The Iconic Part
The bridge was actually a lot easier than I expected it to be. Mercifully, the artists took our canvases and stenciled on a basic outline of the bridge with chalk. It’s amazing how much a few well-placed chalk lines can help! My nail art dotting practice helped a lot when we used the brush handle to make the lights. I used dry brushing for the suspension cables and I really like how they came out. See, I do listen to Dominic sometimes when he tells me about his models! When we did the pet paintings, we were given three different sized brushes; we were only given the larger two for this painting. I’m glad I trusted my gut and asked for the smaller brush; it was much easier to work with for some of the smaller details.
The Final Result

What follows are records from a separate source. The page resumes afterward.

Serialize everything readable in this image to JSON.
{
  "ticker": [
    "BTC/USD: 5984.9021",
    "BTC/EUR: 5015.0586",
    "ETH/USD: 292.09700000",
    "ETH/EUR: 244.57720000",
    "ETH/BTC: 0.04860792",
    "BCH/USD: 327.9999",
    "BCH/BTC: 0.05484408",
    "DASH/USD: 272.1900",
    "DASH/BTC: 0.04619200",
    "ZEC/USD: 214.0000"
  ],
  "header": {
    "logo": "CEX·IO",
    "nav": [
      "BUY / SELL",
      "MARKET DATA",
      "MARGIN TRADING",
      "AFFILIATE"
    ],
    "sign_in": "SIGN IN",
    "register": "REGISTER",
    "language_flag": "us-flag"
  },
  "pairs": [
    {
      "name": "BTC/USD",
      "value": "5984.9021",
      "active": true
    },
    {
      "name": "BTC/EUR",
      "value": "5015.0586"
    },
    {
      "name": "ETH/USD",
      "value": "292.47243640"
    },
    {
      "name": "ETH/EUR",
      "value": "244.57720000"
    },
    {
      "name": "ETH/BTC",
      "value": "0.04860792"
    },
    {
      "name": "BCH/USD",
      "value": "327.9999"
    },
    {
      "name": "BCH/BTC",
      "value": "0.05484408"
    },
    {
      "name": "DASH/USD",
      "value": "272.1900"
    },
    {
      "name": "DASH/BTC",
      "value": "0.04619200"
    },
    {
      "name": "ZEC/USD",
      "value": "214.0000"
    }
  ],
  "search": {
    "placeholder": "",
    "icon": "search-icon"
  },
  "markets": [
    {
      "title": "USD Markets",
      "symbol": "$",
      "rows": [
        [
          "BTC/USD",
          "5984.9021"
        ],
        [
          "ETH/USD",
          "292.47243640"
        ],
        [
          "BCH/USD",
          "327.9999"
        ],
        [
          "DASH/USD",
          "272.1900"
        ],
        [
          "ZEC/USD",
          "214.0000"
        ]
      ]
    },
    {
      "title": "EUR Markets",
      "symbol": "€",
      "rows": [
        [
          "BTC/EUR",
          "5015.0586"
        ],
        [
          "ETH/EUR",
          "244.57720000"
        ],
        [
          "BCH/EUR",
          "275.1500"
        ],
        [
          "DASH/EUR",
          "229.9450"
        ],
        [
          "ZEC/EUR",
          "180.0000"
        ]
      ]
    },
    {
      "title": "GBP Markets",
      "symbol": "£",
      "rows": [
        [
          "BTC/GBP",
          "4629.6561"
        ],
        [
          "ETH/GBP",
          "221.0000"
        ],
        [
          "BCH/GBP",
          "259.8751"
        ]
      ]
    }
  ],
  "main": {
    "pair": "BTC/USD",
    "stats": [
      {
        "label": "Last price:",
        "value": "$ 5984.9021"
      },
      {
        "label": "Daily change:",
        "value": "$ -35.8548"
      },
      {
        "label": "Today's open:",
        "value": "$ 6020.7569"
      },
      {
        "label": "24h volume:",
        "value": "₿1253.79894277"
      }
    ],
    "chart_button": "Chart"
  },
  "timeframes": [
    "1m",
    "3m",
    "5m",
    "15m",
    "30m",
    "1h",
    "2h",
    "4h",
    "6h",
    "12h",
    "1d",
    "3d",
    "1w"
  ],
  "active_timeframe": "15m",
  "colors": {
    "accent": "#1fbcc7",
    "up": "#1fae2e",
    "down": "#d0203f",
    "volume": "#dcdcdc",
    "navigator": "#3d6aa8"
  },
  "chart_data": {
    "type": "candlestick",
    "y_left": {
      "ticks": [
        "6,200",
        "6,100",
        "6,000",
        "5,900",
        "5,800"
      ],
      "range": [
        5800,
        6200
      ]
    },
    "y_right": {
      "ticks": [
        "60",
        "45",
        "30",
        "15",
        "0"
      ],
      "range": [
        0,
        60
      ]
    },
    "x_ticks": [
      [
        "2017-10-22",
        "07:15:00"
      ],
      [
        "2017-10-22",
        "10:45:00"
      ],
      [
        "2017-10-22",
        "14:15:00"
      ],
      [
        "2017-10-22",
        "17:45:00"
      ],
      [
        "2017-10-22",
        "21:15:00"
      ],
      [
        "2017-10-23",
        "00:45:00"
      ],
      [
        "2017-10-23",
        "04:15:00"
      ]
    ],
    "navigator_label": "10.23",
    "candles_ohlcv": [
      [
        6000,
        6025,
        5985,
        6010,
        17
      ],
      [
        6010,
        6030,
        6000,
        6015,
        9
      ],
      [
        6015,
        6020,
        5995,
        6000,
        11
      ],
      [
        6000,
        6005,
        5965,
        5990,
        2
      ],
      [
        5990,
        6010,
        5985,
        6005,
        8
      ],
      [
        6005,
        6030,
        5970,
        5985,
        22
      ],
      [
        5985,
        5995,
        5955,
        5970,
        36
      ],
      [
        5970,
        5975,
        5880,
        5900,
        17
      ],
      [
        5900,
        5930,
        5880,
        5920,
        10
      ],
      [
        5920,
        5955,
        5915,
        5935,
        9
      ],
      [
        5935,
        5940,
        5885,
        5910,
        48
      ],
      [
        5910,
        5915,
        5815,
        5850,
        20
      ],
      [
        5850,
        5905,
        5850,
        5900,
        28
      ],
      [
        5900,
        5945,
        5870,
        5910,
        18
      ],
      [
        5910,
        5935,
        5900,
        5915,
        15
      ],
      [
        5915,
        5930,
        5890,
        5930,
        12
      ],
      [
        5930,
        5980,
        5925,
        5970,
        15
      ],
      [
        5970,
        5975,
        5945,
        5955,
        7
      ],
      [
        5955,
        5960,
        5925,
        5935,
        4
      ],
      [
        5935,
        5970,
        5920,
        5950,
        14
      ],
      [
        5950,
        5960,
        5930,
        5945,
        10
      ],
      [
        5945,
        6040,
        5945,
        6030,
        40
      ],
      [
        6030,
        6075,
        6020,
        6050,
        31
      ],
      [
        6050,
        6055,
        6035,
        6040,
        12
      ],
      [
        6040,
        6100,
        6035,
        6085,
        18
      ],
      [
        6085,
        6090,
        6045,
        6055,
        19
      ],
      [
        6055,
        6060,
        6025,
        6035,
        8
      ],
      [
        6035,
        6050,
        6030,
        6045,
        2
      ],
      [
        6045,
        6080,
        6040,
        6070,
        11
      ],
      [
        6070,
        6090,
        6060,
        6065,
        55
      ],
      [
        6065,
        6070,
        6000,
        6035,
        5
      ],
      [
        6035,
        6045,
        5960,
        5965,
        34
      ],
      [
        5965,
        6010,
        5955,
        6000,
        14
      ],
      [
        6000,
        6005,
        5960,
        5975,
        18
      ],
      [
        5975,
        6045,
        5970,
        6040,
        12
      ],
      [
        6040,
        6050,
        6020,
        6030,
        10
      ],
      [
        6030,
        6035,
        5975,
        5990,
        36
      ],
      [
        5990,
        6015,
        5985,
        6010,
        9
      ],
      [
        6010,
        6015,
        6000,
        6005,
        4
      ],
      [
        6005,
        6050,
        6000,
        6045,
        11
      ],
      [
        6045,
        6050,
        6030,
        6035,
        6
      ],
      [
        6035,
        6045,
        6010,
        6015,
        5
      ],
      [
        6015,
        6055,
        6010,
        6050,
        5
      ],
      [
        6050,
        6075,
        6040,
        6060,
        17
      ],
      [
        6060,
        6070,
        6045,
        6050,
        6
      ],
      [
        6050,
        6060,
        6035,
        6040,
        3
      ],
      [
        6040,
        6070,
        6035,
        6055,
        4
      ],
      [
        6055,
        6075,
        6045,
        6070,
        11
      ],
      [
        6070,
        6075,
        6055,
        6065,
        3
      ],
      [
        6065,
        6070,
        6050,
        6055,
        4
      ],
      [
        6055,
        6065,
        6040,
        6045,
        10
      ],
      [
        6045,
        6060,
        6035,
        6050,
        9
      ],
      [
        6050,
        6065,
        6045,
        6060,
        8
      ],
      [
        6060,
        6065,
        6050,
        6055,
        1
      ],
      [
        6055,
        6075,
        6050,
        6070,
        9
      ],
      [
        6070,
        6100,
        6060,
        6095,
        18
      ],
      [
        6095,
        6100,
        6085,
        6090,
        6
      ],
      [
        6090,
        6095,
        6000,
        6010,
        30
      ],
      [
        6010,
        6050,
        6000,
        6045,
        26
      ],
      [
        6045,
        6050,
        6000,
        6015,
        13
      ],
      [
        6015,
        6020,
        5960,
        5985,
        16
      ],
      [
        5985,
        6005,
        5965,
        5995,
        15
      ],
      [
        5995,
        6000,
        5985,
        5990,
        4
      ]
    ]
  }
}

Do you like it? It came out way better than I’d expected. I’m delighted when someone is surprised that I did all the painting myself. Don’t worry, I’m not delusional enough to think that this means I have any real talent as a painted. I’m not going to start buying canvasses and wearing berets! However, I do feel proud enough of the finished painting to frame and hang it by my grandmother’s paintings. Now she was a talented painter!
As I said before, Pinot’s Palette is a nation-wide chain, so I highly recommend you check it out and see if there’s one near you and take a paint & sip class with your friends. You do not have to be artistic to enjoy it – Lorenza said she felt really calm and relaxed while painting. I was worried that wanting a good end result would ruin the relaxing aspects of it for me; luckily that wasn’t the case. Pop icon Bob Ross famously said “We don’t make mistakes, just happy little accidents.” If you take that attitude when attending your paint & sip class, you’ll definitely enjoy it and end up with a great experience, happy memory, and a focal piece for your wall you can be proud of because, hello, #imadethis.
Here’s a gallery of all my in-progress shots in order!